At this mission house there is free WiFi, and phone booths which connect directly with an international operator. Thus the seafarers can email or phone home. Many bring their own laptops with Skype and make use of the WiFi. In the midst of these activities they can talk with us about personal problems or concerns and spiritual matters.
Besides helping to clean and straighten the Mission House we serve the crew members with a listening ear and counsel. We have had the opportunity to run services and bible studies and we try to share Jesus with each person we meet through these activities and prayer. We are grateful to our Lord and for the strength and guidance which He provides.
One of the early times we boarded a ship an anxious young seafarer met me before we signed in, and seeing “Chaplain” on my helmet immediately began talking about difficulties he was having with his captain. I asked him to come along with me to where we could talk privately.
I listened as he said the captain had reported him to the company head, and he was afraid he would lose his job and be sent home. I said I could talk with the captain if he wanted, but probably the captain would only defend the report and his criticisms.
He agreed it would be better if I would check with the chaplain director of the Bethel Maritime Mission for suggestions and get back that afternoon with him. I had a prayer with him and later got back to him with a contact number from the Seafarers Welfare Society who would advise him on the matter.
We are grateful to our Lord and for the strength and guidance which He provides.
On another occasion at the Mission House when only one seaman was there he spoke with Virginia on a family concern of great personal importance for both him and his wife. He requested prayer since he would be going home on furlough soon. They prayed and wept in a significant personal, emotional, and meaningful time together.
Crew members would often express that they felt alone in their faith, for not many on board were Christians or interested in Bible study or spiritual matters. Those who were Christians frequently desired a Communion service, which I would often conduct on a Saturday or Sunday evening at the Mission house.

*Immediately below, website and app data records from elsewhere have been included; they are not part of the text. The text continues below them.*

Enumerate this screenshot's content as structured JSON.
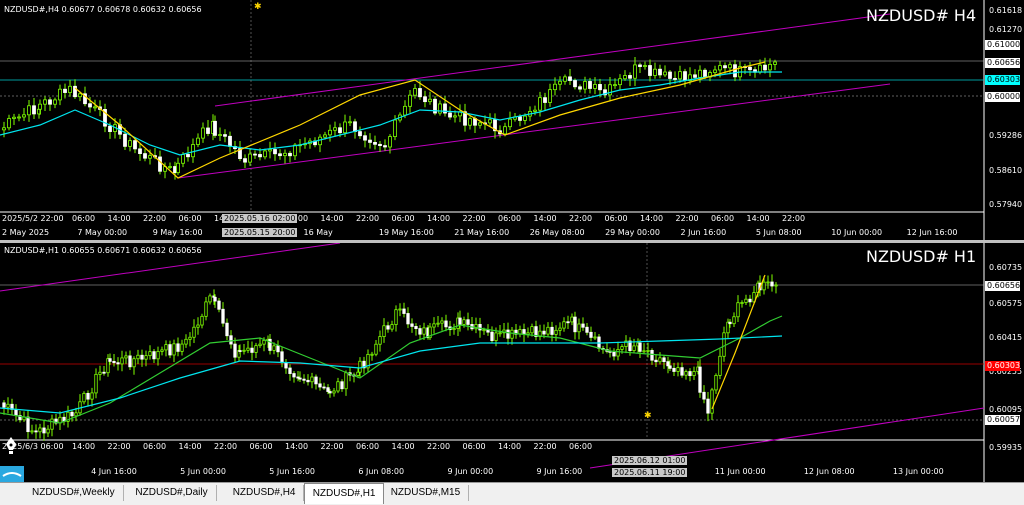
{
  "top": {
    "header": "NZDUSD#,H4  0.60677 0.60678 0.60632 0.60656",
    "title": "NZDUSD# H4",
    "price_ticks": [
      "0.61618",
      "0.61270",
      "0.61000",
      "0.60656",
      "0.60303",
      "0.60000",
      "0.59286",
      "0.58610",
      "0.57940"
    ],
    "time_ticks": [
      "2 May 2025",
      "7 May 00:00",
      "9 May 16:00",
      "14 May 08:00",
      "16 May",
      "19 May 16:00",
      "21 May 16:00",
      "26 May 08:00",
      "29 May 00:00",
      "2 Jun 16:00",
      "5 Jun 08:00",
      "10 Jun 00:00",
      "12 Jun 16:00"
    ],
    "subtime_ticks": [
      "2025/5/2 22:00",
      "06:00",
      "14:00",
      "22:00",
      "06:00",
      "14:00",
      "22:00",
      "06:00",
      "14:00",
      "22:00",
      "06:00",
      "14:00",
      "22:00",
      "06:00",
      "14:00",
      "22:00",
      "06:00",
      "14:00",
      "22:00",
      "06:00",
      "14:00",
      "22:00"
    ],
    "crosshair_time_1": "2025.05.16 02:00",
    "crosshair_time_2": "2025.05.15 20:00",
    "colors": {
      "current": "#ffffff",
      "cyan_level": "#00ffff"
    }
  },
  "bottom": {
    "header": "NZDUSD#,H1  0.60655 0.60671 0.60632 0.60656",
    "title": "NZDUSD# H1",
    "price_ticks": [
      "0.60735",
      "0.60656",
      "0.60575",
      "0.60415",
      "0.60255",
      "0.60095",
      "0.60057",
      "0.59935"
    ],
    "red_level": "0.60303",
    "time_ticks": [
      "2025",
      "4 Jun 16:00",
      "5 Jun 00:00",
      "5 Jun 16:00",
      "6 Jun 08:00",
      "9 Jun 00:00",
      "9 Jun 16:00",
      "10 Jun 08:00",
      "11 Jun 00:00",
      "12 Jun 08:00",
      "13 Jun 00:00"
    ],
    "subtime_ticks": [
      "2025/6/3 06:00",
      "14:00",
      "22:00",
      "06:00",
      "14:00",
      "22:00",
      "06:00",
      "14:00",
      "22:00",
      "06:00",
      "14:00",
      "22:00",
      "06:00",
      "14:00",
      "22:00",
      "06:00"
    ],
    "crosshair_time_1": "2025.06.12 01:00",
    "crosshair_time_2": "2025.06.11 19:00",
    "colors": {
      "red_level": "#ff0000"
    }
  },
  "tabs": [
    {
      "label": "NZDUSD#,Weekly",
      "active": false
    },
    {
      "label": "NZDUSD#,Daily",
      "active": false
    },
    {
      "label": "NZDUSD#,H4",
      "active": false
    },
    {
      "label": "NZDUSD#,H1",
      "active": true
    },
    {
      "label": "NZDUSD#,M15",
      "active": false
    }
  ]
}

The sermon would include a true story of an experience on the sea. When speaking on Titus 3:1-7 and the grace of God I told of the life of Isaac Newton, the writer of the hymn “Amazing Grace,” who spent much of his younger life on the sea and prior to his conversion had been captain of a slave ship. A popular hymn, its stanzas express experiences with which many people identify.
During the service I would ask for volunteers to read the two selected Scripture readings, and there were always two who would speak up. Following the service I would give the readers a copy of “Water Words,” which is a contemporary translation of all the passages in the Bible which speak of water, the sea, or fishing. It is the translation we use in the services.
On one such occasion another seafarer from the same ship requested a copy, which I gave him, and encouraged them to use it in Bible study together. On other occasions the men would ask that I pen them a note and sign it. I made it personal for each and included my e-mail address should they wish to contact me after our two-month service was over.
One impressive moment I don’t think I’ll ever forget was when there were only two men present who had requested a Bible class. We concluded it with communion. As I began to speak the words of consecration they both spontaneously joined in reciting the words perfectly from memory. It shows how meaningful and important receiving Communion is for these men of the sea.
Virginia and I plan to volunteer for two months again next year, providing our health is still good and God continues to enable us. Much of this ministry depends on volunteers and so–God willing–it may be something for which you or others want to make themselves available.